:: What this task involves ::
Without changing anything, output the records below.

:: Records shown ::
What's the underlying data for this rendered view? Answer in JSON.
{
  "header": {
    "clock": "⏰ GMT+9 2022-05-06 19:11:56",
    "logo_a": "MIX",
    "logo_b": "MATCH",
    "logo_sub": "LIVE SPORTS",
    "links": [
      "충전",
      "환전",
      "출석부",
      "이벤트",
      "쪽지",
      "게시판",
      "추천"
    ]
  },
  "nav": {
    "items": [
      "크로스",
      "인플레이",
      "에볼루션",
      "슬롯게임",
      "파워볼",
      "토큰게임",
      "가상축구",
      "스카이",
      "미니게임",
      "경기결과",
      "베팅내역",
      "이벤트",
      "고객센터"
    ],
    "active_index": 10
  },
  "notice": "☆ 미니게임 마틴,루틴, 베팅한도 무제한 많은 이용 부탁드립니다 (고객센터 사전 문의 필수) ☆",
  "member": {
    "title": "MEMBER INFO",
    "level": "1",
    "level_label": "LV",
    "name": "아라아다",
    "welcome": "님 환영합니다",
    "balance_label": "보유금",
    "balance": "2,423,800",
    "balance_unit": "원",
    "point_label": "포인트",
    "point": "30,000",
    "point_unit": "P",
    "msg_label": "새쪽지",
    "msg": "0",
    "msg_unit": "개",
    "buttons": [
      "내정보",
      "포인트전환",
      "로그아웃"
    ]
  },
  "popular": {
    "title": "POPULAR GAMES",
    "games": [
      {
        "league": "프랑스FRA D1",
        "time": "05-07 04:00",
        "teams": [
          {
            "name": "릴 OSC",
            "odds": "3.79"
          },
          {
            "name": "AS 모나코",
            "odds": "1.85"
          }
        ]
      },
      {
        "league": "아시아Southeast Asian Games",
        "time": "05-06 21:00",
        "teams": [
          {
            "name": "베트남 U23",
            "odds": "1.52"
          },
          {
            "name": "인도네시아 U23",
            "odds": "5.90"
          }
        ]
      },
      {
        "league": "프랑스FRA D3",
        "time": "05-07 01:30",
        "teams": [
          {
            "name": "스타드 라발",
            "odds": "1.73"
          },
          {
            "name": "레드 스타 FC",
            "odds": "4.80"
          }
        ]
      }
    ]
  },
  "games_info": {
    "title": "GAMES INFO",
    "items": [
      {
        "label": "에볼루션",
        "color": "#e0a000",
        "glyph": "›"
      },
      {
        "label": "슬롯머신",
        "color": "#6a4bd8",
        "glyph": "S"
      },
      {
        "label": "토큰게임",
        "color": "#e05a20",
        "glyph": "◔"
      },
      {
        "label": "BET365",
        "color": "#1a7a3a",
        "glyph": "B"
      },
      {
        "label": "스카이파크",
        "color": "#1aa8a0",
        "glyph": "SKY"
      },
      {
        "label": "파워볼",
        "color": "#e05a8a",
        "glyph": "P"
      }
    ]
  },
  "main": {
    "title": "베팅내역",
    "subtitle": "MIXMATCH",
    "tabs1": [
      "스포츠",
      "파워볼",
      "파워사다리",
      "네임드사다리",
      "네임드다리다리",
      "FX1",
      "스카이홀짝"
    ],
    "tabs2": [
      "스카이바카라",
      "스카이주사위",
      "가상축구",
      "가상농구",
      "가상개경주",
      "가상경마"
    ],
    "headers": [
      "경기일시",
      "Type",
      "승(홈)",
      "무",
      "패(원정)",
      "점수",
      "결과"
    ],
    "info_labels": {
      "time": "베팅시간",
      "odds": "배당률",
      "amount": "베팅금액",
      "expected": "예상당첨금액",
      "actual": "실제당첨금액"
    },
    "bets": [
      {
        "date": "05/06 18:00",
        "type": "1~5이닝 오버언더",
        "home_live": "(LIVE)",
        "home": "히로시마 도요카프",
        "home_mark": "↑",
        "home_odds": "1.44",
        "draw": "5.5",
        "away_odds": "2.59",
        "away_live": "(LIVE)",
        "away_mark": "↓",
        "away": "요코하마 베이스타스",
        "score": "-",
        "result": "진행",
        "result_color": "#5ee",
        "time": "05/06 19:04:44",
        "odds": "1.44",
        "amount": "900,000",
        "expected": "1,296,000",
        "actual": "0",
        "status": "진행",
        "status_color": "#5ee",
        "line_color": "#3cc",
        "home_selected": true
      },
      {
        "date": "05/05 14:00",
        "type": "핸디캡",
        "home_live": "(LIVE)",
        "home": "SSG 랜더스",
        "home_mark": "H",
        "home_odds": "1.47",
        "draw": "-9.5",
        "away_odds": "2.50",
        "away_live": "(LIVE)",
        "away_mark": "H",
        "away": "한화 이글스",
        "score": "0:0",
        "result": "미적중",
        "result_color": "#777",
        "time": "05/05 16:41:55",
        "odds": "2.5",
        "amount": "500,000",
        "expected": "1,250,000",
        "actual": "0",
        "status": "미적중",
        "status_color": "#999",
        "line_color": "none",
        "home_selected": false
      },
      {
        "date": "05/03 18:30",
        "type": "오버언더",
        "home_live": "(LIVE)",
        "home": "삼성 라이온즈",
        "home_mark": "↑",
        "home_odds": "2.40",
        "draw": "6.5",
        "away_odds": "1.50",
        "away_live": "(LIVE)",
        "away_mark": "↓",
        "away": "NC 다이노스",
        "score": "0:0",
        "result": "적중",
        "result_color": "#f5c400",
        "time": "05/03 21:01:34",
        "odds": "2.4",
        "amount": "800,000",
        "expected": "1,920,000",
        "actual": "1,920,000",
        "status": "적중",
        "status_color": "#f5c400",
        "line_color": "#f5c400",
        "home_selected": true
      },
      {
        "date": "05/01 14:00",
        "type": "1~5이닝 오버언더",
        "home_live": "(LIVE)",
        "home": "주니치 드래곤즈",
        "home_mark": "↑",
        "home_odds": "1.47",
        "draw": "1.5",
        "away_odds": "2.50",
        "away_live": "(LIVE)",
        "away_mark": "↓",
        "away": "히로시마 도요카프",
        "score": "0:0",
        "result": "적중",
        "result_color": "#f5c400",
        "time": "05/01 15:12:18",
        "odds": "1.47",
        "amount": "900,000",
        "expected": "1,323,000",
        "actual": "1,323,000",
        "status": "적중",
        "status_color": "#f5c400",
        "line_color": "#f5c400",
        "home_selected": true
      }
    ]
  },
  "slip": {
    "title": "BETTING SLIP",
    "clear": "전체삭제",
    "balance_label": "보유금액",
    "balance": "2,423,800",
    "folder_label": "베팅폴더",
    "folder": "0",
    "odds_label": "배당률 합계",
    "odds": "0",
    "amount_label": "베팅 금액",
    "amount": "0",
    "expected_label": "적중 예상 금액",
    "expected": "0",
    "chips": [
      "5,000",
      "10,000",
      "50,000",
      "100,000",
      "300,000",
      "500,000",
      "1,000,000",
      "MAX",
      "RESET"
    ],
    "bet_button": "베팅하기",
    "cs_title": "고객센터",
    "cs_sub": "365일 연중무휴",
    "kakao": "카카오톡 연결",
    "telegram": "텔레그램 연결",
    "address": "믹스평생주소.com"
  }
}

:: Answer for the task ::
What's the underlying data for this rendered view? Answer in JSON.
{
  "header": {
    "clock": "⏰ GMT+9 2022-05-06 19:11:56",
    "logo_a": "MIX",
    "logo_b": "MATCH",
    "logo_sub": "LIVE SPORTS",
    "links": [
      "충전",
      "환전",
      "출석부",
      "이벤트",
      "쪽지",
      "게시판",
      "추천"
    ]
  },
  "nav": {
    "items": [
      "크로스",
      "인플레이",
      "에볼루션",
      "슬롯게임",
      "파워볼",
      "토큰게임",
      "가상축구",
      "스카이",
      "미니게임",
      "경기결과",
      "베팅내역",
      "이벤트",
      "고객센터"
    ],
    "active_index": 10
  },
  "notice": "☆ 미니게임 마틴,루틴, 베팅한도 무제한 많은 이용 부탁드립니다 (고객센터 사전 문의 필수) ☆",
  "member": {
    "title": "MEMBER INFO",
    "level": "1",
    "level_label": "LV",
    "name": "아라아다",
    "welcome": "님 환영합니다",
    "balance_label": "보유금",
    "balance": "2,423,800",
    "balance_unit": "원",
    "point_label": "포인트",
    "point": "30,000",
    "point_unit": "P",
    "msg_label": "새쪽지",
    "msg": "0",
    "msg_unit": "개",
    "buttons": [
      "내정보",
      "포인트전환",
      "로그아웃"
    ]
  },
  "popular": {
    "title": "POPULAR GAMES",
    "games": [
      {
        "league": "프랑스FRA D1",
        "time": "05-07 04:00",
        "teams": [
          {
            "name": "릴 OSC",
            "odds": "3.79"
          },
          {
            "name": "AS 모나코",
            "odds": "1.85"
          }
        ]
      },
      {
        "league": "아시아Southeast Asian Games",
        "time": "05-06 21:00",
        "teams": [
          {
            "name": "베트남 U23",
            "odds": "1.52"
          },
          {
            "name": "인도네시아 U23",
            "odds": "5.90"
          }
        ]
      },
      {
        "league": "프랑스FRA D3",
        "time": "05-07 01:30",
        "teams": [
          {
            "name": "스타드 라발",
            "odds": "1.73"
          },
          {
            "name": "레드 스타 FC",
            "odds": "4.80"
          }
        ]
      }
    ]
  },
  "games_info": {
    "title": "GAMES INFO",
    "items": [
      {
        "label": "에볼루션",
        "color": "#e0a000",
        "glyph": "›"
      },
      {
        "label": "슬롯머신",
        "color": "#6a4bd8",
        "glyph": "S"
      },
      {
        "label": "토큰게임",
        "color": "#e05a20",
        "glyph": "◔"
      },
      {
        "label": "BET365",
        "color": "#1a7a3a",
        "glyph": "B"
      },
      {
        "label": "스카이파크",
        "color": "#1aa8a0",
        "glyph": "SKY"
      },
      {
        "label": "파워볼",
        "color": "#e05a8a",
        "glyph": "P"
      }
    ]
  },
  "main": {
    "title": "베팅내역",
    "subtitle": "MIXMATCH",
    "tabs1": [
      "스포츠",
      "파워볼",
      "파워사다리",
      "네임드사다리",
      "네임드다리다리",
      "FX1",
      "스카이홀짝"
    ],
    "tabs2": [
      "스카이바카라",
      "스카이주사위",
      "가상축구",
      "가상농구",
      "가상개경주",
      "가상경마"
    ],
    "headers": [
      "경기일시",
      "Type",
      "승(홈)",
      "무",
      "패(원정)",
      "점수",
      "결과"
    ],
    "info_labels": {
      "time": "베팅시간",
      "odds": "배당률",
      "amount": "베팅금액",
      "expected": "예상당첨금액",
      "actual": "실제당첨금액"
    },
    "bets": [
      {
        "date": "05/06 18:00",
        "type": "1~5이닝 오버언더",
        "home_live": "(LIVE)",
        "home": "히로시마 도요카프",
        "home_mark": "↑",
        "home_odds": "1.44",
        "draw": "5.5",
        "away_odds": "2.59",
        "away_live": "(LIVE)",
        "away_mark": "↓",
        "away": "요코하마 베이스타스",
        "score": "-",
        "result": "진행",
        "result_color": "#5ee",
        "time": "05/06 19:04:44",
        "odds": "1.44",
        "amount": "900,000",
        "expected": "1,296,000",
        "actual": "0",
        "status": "진행",
        "status_color": "#5ee",
        "line_color": "#3cc",
        "home_selected": true
      },
      {
        "date": "05/05 14:00",
        "type": "핸디캡",
        "home_live": "(LIVE)",
        "home": "SSG 랜더스",
        "home_mark": "H",
        "home_odds": "1.47",
        "draw": "-9.5",
        "away_odds": "2.50",
        "away_live": "(LIVE)",
        "away_mark": "H",
        "away": "한화 이글스",
        "score": "0:0",
        "result": "미적중",
        "result_color": "#777",
        "time": "05/05 16:41:55",
        "odds": "2.5",
        "amount": "500,000",
        "expected": "1,250,000",
        "actual": "0",
        "status": "미적중",
        "status_color": "#999",
        "line_color": "none",
        "home_selected": false
      },
      {
        "date": "05/03 18:30",
        "type": "오버언더",
        "home_live": "(LIVE)",
        "home": "삼성 라이온즈",
        "home_mark": "↑",
        "home_odds": "2.40",
        "draw": "6.5",
        "away_odds": "1.50",
        "away_live": "(LIVE)",
        "away_mark": "↓",
        "away": "NC 다이노스",
        "score": "0:0",
        "result": "적중",
        "result_color": "#f5c400",
        "time": "05/03 21:01:34",
        "odds": "2.4",
        "amount": "800,000",
        "expected": "1,920,000",
        "actual": "1,920,000",
        "status": "적중",
        "status_color": "#f5c400",
        "line_color": "#f5c400",
        "home_selected": true
      },
      {
        "date": "05/01 14:00",
        "type": "1~5이닝 오버언더",
        "home_live": "(LIVE)",
        "home": "주니치 드래곤즈",
        "home_mark": "↑",
        "home_odds": "1.47",
        "draw": "1.5",
        "away_odds": "2.50",
        "away_live": "(LIVE)",
        "away_mark": "↓",
        "away": "히로시마 도요카프",
        "score": "0:0",
        "result": "적중",
        "result_color": "#f5c400",
        "time": "05/01 15:12:18",
        "odds": "1.47",
        "amount": "900,000",
        "expected": "1,323,000",
        "actual": "1,323,000",
        "status": "적중",
        "status_color": "#f5c400",
        "line_color": "#f5c400",
        "home_selected": true
      }
    ]
  },
  "slip": {
    "title": "BETTING SLIP",
    "clear": "전체삭제",
    "balance_label": "보유금액",
    "balance": "2,423,800",
    "folder_label": "베팅폴더",
    "folder": "0",
    "odds_label": "배당률 합계",
    "odds": "0",
    "amount_label": "베팅 금액",
    "amount": "0",
    "expected_label": "적중 예상 금액",
    "expected": "0",
    "chips": [
      "5,000",
      "10,000",
      "50,000",
      "100,000",
      "300,000",
      "500,000",
      "1,000,000",
      "MAX",
      "RESET"
    ],
    "bet_button": "베팅하기",
    "cs_title": "고객센터",
    "cs_sub": "365일 연중무휴",
    "kakao": "카카오톡 연결",
    "telegram": "텔레그램 연결",
    "address": "믹스평생주소.com"
  }
}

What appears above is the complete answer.